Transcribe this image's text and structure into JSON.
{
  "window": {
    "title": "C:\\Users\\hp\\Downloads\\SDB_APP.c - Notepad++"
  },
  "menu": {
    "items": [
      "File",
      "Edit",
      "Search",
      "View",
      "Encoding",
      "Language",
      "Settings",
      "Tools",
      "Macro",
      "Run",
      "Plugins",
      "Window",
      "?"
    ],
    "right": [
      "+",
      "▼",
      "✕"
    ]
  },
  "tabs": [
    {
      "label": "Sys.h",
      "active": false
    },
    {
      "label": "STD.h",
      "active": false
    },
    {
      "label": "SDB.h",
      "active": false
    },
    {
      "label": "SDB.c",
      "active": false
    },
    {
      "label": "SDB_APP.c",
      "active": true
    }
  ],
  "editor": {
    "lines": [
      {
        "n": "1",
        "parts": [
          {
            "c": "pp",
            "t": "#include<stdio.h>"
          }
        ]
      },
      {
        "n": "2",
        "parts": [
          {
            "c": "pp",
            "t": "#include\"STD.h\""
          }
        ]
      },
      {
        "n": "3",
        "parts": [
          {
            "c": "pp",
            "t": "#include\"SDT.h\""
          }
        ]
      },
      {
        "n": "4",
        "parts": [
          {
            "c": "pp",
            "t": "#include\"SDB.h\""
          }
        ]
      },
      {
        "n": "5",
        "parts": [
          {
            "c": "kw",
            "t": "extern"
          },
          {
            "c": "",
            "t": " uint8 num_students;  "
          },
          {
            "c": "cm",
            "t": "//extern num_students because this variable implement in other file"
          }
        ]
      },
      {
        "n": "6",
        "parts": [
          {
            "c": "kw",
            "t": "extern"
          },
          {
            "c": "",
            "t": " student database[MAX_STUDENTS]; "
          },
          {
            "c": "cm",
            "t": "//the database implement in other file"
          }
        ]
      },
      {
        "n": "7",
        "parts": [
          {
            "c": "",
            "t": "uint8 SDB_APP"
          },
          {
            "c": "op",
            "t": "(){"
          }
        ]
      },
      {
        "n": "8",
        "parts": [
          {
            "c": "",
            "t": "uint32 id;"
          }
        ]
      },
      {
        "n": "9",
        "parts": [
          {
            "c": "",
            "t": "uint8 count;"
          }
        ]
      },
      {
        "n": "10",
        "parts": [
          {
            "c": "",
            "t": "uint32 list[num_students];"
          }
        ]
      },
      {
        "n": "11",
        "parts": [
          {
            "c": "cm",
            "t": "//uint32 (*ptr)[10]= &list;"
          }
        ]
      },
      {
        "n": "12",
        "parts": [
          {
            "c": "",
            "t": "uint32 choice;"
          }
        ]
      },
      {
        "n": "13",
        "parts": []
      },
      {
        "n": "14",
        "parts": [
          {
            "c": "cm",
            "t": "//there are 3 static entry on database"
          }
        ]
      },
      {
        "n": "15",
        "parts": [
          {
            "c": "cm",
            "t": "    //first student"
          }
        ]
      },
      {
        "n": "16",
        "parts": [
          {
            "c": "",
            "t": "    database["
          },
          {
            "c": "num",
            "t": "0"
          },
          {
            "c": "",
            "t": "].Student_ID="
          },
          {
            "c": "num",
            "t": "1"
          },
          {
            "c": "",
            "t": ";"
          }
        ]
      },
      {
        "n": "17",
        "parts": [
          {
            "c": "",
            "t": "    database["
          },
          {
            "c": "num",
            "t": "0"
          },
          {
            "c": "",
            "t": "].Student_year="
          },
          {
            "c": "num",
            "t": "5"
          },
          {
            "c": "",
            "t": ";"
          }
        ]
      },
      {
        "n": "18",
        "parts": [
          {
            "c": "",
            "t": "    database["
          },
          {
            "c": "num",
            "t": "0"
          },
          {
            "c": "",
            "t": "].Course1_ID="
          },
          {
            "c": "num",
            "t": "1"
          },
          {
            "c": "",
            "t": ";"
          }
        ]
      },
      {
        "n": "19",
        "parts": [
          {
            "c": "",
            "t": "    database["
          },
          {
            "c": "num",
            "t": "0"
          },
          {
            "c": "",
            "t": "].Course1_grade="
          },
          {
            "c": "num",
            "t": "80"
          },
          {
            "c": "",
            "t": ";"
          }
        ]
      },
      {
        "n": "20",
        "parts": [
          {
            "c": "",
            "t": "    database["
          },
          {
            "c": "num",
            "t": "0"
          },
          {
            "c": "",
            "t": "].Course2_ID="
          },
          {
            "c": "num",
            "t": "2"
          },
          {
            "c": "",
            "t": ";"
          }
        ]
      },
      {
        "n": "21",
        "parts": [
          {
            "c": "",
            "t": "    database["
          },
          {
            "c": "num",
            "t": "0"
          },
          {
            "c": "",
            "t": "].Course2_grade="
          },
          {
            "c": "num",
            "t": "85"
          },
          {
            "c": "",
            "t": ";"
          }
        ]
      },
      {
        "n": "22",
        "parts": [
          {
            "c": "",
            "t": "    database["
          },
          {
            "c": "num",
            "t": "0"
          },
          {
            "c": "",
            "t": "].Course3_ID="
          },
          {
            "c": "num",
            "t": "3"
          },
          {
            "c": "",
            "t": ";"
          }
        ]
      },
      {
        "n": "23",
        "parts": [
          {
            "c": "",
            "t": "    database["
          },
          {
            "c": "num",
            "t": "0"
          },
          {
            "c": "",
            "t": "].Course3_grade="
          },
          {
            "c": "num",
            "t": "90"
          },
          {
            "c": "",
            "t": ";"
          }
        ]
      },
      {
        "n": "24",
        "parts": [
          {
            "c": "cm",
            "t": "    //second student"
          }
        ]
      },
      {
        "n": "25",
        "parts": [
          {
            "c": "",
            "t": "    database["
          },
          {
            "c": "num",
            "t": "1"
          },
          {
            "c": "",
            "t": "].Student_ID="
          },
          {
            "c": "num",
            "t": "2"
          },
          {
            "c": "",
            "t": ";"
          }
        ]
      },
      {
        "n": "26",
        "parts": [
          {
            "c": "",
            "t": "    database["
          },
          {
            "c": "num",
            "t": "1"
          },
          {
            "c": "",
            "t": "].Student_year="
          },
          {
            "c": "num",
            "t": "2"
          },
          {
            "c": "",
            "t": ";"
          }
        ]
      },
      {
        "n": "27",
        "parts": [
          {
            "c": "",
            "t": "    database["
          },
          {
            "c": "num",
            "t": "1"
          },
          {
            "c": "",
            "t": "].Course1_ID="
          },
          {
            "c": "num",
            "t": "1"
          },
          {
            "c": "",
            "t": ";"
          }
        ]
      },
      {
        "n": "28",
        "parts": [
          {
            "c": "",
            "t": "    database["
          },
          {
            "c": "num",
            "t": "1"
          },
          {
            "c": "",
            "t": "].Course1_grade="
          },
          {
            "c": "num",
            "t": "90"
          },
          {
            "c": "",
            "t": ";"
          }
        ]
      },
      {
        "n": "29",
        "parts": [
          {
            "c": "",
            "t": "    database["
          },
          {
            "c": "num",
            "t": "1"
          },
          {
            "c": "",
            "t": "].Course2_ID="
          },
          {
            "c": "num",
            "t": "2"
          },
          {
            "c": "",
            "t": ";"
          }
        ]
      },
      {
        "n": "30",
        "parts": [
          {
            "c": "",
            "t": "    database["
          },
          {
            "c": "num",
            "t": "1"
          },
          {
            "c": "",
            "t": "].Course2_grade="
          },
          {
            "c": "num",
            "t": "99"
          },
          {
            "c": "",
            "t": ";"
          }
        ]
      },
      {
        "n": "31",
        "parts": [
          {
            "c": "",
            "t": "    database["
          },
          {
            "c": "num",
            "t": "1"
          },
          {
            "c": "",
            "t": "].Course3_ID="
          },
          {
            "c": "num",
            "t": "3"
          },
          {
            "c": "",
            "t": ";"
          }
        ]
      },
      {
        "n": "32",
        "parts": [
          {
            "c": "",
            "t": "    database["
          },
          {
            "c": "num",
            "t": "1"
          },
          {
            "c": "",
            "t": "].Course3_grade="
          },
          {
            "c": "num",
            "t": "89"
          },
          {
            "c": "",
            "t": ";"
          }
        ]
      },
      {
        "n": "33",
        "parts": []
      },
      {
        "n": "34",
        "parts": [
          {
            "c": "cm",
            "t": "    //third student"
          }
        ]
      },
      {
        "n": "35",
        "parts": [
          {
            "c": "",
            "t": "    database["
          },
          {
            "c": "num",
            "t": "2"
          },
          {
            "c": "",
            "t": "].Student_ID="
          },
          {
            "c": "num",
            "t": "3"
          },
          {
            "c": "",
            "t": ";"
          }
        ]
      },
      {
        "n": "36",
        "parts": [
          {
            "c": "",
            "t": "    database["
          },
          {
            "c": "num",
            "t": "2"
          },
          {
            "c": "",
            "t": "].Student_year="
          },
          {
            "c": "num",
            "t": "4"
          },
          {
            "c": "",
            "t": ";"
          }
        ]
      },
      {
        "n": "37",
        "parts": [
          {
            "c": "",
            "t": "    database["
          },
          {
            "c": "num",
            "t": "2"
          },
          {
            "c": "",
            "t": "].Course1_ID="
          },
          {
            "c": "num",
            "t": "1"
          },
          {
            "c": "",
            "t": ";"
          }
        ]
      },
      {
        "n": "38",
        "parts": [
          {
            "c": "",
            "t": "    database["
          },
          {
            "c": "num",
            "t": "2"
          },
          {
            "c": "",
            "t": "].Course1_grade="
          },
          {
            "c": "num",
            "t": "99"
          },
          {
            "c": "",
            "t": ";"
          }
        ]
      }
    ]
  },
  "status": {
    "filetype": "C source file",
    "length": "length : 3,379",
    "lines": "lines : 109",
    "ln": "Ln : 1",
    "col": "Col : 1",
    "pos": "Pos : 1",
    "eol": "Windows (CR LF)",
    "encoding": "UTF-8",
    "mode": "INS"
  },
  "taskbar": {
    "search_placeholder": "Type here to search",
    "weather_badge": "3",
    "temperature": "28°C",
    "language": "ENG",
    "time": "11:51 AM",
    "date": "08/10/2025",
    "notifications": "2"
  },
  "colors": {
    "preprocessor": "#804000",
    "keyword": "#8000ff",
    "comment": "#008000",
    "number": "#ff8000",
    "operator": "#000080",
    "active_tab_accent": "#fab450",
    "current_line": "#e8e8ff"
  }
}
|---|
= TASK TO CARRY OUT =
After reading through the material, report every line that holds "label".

= PROBLEM SOLUTION =
      "label": "Sys.h",
      "label": "STD.h",
      "label": "SDB.h",
      "label": "SDB.c",
      "label": "SDB_APP.c",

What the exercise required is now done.